Look Here: Comprehensive Information on Vitamins and Supplements

Jeannette Y. Wick, RPh, MBA, FASCP
Published Online: Wednesday, August 6, 2014
Follow Pharmacy_Times:
Pharmacists who want to know a vitamin's content can use the NIH’s Dietary Supplement Label Database, which includes all currently available products, as well as those that have been discontinued.

Patients can ask some challenging questions about vitamins and supplements, and pharmacists want to answer them well and thoroughly. The National Institutes of Health has a helpful resource.

Published by its Office of Dietary Supplements, a series of Vitamin and Mineral Fact Sheets is available free of charge at http://ods.od.nih.gov/factsheets/list-VitaminsMinerals/. These evidence-based overviews cover a number of vitamins and minerals in 3 versions: consumer, consumer – Spanish, and health care professional.

In addition, the site offers general information and a free mobile app for consumers, My Dietary Supplements (MyDS). MyDS lets consumers track their vitamin, mineral, herbal, and other products and find science-based, reliable information.

Another good tool is the Interactive Dietary Reference Intakes Tool for Healthcare Professionals. Easy to use, this tool calculates daily nutrient recommendations for dietary planning based on the Dietary Reference Intakes developed by the National Academy of Science’s Institute of Medicine.
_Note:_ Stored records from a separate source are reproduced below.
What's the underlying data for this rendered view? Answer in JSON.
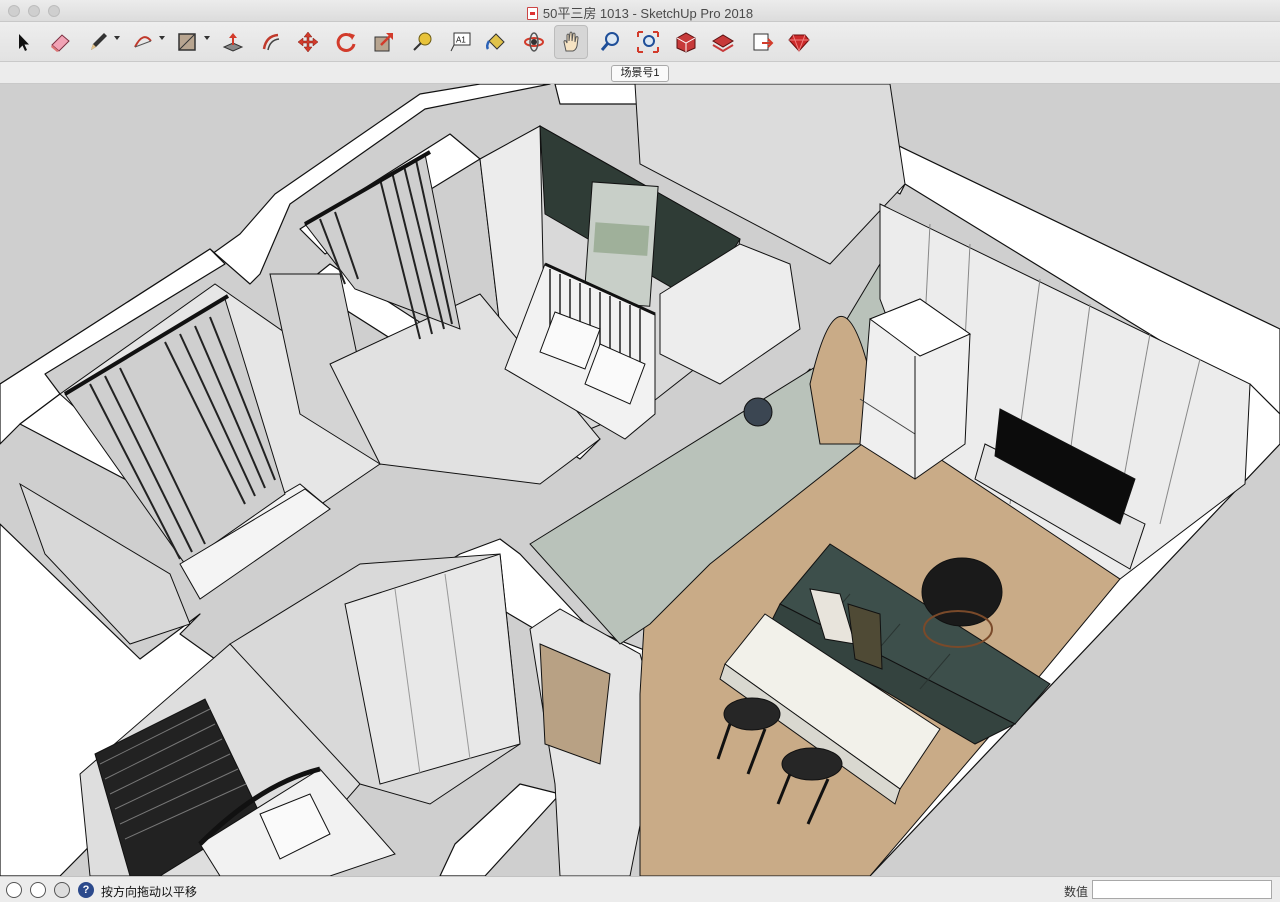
{
  "window": {
    "title": "50平三房 1013 - SketchUp Pro 2018"
  },
  "toolbar": {
    "tools": [
      {
        "name": "select-tool",
        "icon": "arrow-cursor-icon"
      },
      {
        "name": "eraser-tool",
        "icon": "eraser-icon"
      },
      {
        "name": "line-tool",
        "icon": "pencil-icon",
        "dropdown": true
      },
      {
        "name": "arc-tool",
        "icon": "arc-icon",
        "dropdown": true
      },
      {
        "name": "rectangle-tool",
        "icon": "rectangle-icon",
        "dropdown": true
      },
      {
        "name": "push-pull-tool",
        "icon": "push-pull-icon"
      },
      {
        "name": "offset-tool",
        "icon": "offset-icon"
      },
      {
        "name": "move-tool",
        "icon": "move-icon"
      },
      {
        "name": "rotate-tool",
        "icon": "rotate-icon"
      },
      {
        "name": "scale-tool",
        "icon": "scale-icon"
      },
      {
        "name": "tape-measure-tool",
        "icon": "tape-measure-icon"
      },
      {
        "name": "text-tool",
        "icon": "text-icon"
      },
      {
        "name": "paint-bucket-tool",
        "icon": "paint-bucket-icon"
      },
      {
        "name": "orbit-tool",
        "icon": "orbit-icon"
      },
      {
        "name": "pan-tool",
        "icon": "hand-icon",
        "active": true
      },
      {
        "name": "zoom-tool",
        "icon": "magnifier-icon"
      },
      {
        "name": "zoom-extents-tool",
        "icon": "zoom-extents-icon"
      },
      {
        "name": "3d-warehouse-tool",
        "icon": "warehouse-icon"
      },
      {
        "name": "extension-warehouse-tool",
        "icon": "extension-warehouse-icon"
      },
      {
        "name": "layout-tool",
        "icon": "layout-icon"
      },
      {
        "name": "ruby-console-tool",
        "icon": "ruby-icon"
      }
    ],
    "text_tool_glyph": "A1"
  },
  "scenes": {
    "tabs": [
      {
        "label": "场景号1"
      }
    ]
  },
  "status": {
    "message": "按方向拖动以平移",
    "measurements_label": "数值",
    "measurements_value": ""
  },
  "colors": {
    "viewport_bg": "#cfcfcf",
    "wall_top": "#ffffff",
    "wall_face": "#dedede",
    "floor_wood": "#c7aa88",
    "accent_wall": "#2f3c36",
    "sofa": "#3d4f4b",
    "sage_wall": "#b9c2ba"
  }
}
And, pharmacists who want to know a product’s content can use the NIH’s Dietary Supplement Label Database. It includes all currently available products, as well as those that have been discontinued.
Related Articles
Since no medications or surgical procedures are available to treat cardiovascular calcification, clinicians generally recommend lifestyle changes.
Traditionally, dialysis patients receive a supplemental renal vitamin containing a mixture of B and C vitamins, but recent research has suggested a potential role for other vitamins and minerals, as well.
When reporting diet and exercise, patients may feel pressured to say what they think clinicians want to hear.
Many children with food allergies develop micronutrient deficiencies.
Latest Issues
  • photo
    Pharmacy Times
    Health-System Edition
    Directions in Pharmacy
    OTC Guide
    Generic Supplements
  • photo
    Pharmacy Careers
    Specialty Pharmacy Times